I arrived in Glencoe on Sunday afternoon, as the sun was setting, and made camp in a familiar lay-by on the Glen Etive road. With the pyramid of Buachaille Etive Mor framing the view, and with deep snow down to the valley floor, it made for an atmospheric campsite.
The next morning was cold and clear and the frost formed on the inside of the van’s windows tallied with the thermometer reading of -11. I linked up with Mike and we drove up the forest trail to the car park at the base of Ben Nevis’s CIC path, glad of the snow socks that had just been gifted to him by his father-in-law. We set off at an eager pace, with no-one else around, enjoying the sunrise framing the North East Buttress.
Today’s route was Hadrian’s Wall Direct and we enjoyed solid neve and fat ice with first-time placements. The summit was reached in a characteristic white-out and we followed the compass needle closely downwards until reaching the path above the Halfway Lochan, where we stopped for a second lunch.

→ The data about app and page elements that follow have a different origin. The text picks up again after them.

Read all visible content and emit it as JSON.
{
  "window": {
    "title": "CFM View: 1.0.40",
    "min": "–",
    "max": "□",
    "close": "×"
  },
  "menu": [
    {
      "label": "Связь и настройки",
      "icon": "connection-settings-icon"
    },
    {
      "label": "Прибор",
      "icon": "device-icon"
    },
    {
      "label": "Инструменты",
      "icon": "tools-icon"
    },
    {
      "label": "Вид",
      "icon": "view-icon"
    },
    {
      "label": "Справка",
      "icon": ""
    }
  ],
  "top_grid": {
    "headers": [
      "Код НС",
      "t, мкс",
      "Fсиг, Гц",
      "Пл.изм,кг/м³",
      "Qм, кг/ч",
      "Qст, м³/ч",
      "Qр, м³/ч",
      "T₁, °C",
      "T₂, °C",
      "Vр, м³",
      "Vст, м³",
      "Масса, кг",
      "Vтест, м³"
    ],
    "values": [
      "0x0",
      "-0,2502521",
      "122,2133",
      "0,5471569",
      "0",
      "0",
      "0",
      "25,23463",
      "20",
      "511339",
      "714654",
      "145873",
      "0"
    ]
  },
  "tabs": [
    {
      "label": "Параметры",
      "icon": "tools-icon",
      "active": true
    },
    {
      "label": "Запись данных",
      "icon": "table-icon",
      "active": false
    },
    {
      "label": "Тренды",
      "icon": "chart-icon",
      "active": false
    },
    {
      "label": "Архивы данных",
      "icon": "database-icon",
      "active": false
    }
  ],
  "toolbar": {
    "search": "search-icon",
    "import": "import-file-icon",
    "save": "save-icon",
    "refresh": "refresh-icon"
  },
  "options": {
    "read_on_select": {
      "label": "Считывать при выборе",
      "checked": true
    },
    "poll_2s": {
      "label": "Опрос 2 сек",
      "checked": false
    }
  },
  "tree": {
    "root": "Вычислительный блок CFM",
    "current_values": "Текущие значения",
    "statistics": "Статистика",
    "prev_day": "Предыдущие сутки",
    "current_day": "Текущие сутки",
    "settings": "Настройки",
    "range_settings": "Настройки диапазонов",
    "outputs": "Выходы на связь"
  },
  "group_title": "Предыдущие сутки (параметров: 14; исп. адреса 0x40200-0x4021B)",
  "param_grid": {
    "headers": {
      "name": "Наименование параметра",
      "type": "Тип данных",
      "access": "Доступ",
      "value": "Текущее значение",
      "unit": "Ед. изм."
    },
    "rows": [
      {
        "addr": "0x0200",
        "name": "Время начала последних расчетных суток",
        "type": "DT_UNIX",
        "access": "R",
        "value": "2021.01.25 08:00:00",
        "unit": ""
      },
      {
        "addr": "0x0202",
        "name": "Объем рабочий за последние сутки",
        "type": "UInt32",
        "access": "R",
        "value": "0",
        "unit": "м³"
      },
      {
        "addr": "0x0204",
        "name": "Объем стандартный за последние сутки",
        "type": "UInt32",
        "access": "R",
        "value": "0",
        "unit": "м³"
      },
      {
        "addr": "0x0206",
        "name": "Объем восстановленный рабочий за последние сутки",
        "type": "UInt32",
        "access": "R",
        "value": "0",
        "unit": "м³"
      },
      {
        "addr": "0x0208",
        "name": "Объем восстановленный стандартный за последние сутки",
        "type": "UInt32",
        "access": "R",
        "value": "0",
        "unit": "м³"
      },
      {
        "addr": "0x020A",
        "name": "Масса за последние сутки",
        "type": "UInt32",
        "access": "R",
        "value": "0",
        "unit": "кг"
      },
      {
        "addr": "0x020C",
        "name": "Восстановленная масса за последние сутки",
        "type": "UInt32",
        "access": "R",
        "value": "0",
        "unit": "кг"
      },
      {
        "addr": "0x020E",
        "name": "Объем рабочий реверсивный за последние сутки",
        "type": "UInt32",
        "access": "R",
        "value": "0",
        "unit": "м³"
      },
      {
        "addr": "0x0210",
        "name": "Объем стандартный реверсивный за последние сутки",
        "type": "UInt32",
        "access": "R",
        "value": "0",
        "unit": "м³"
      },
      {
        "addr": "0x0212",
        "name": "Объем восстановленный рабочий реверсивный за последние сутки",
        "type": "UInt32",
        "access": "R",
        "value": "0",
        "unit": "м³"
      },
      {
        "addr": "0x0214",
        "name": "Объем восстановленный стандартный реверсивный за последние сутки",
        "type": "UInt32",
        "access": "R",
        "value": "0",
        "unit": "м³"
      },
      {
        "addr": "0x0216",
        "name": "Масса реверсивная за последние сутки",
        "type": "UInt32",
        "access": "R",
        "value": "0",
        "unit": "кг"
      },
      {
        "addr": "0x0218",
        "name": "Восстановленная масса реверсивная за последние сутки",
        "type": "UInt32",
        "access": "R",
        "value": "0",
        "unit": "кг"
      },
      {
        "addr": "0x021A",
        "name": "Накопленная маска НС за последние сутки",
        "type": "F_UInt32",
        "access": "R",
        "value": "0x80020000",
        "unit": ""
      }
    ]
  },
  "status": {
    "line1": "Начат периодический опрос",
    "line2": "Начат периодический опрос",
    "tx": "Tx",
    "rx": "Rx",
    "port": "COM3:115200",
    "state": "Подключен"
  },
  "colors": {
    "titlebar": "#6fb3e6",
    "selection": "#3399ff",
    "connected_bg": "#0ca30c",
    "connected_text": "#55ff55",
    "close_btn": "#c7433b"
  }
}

The following morning arrived clear and cold. We pointed Mike’s van south, scooping up Ali and Georgia en route, and parked at the Lagangarbh lay-by, still under deep snow, on the western flank of the Buachaille. With snow up to our thighs in places, we picked our way up to the base of Crowberry Gully, crossing it quickly, and excavated a belay at the foot of Shelf Route. Moving as two ropes of two, the route gave an absorbing morning’s climbing – characterised by amenably angled snow shelves punctuated by a series of steep and quite devious rock steps.
Mike led the crux final pitch up onto Crowberry Ridge and we both then moved together up onto the summit of Crowberry Tower where we were treated to a Brocken spectre of startling clarity as the sun behind projected our image onto the cloud inversion below. With a distant Ben Nevis framing the background, the enjoyment was complete.
Another cold morning followed as we once again ascended the CIC path, this time with our eyes on Gemini. Mike had climbed it before and his description of the route over the preceding few days had caused me some degree of excitement. The first long pitch ascended near vertical ice although an opportune bay at the mid-way point rescued lactic-filled forearms. A rising icy traverse to the base of a huge block was then followed by the crux ice smear to another ledge. A rightward traverse over mixed ground then led to the two twin exit grooves and selecting the leftward option, we delicately hooked our way to the top. Moving right via a snowy traverse, we belayed each other over a gully top blocking progress via a running jump and axe arrest on the other side, to the call of, “Jump when ready!”. What a superb and engrossing route.
Mike and I then parted as Nick arrived later that night. We set off the following morning, back up the Ben once more, selecting the 450m-long Nordwand on the north face of Castle Ridge. Crumbling ice caused us to back off the first pitch in a gathering blizzard and we instead selected a line to the left that popped us out at the top of Nordwand’s first pitch. We followed its second pitch up a chimney system, and then climbed diagonally right, bisecting The Moat and The Serpent up mixed ground until finally gaining the shoulder of Castle Ridge after five or six rope lengths. On unfamiliar ground and in heavy snow, this was adventure climbing at its best. We had our second lunch in the lee of a huge boulder and descended to the Allt a Mhuilinn and back down to the valley floor.
The following day’s rainy thaw put paid to any climbing, so we had a leisurely lunch in the Clachaig before commencing the long journey back south. I always feel an acute sense of mourning when I see Rannoch Moor disappear in my rear view mirror but the memories of this trip will sustain me, I’m sure, until the next fix later in February.
Tommy Kelly is a co-founder of Jöttnar and an ex-pat Scotsman.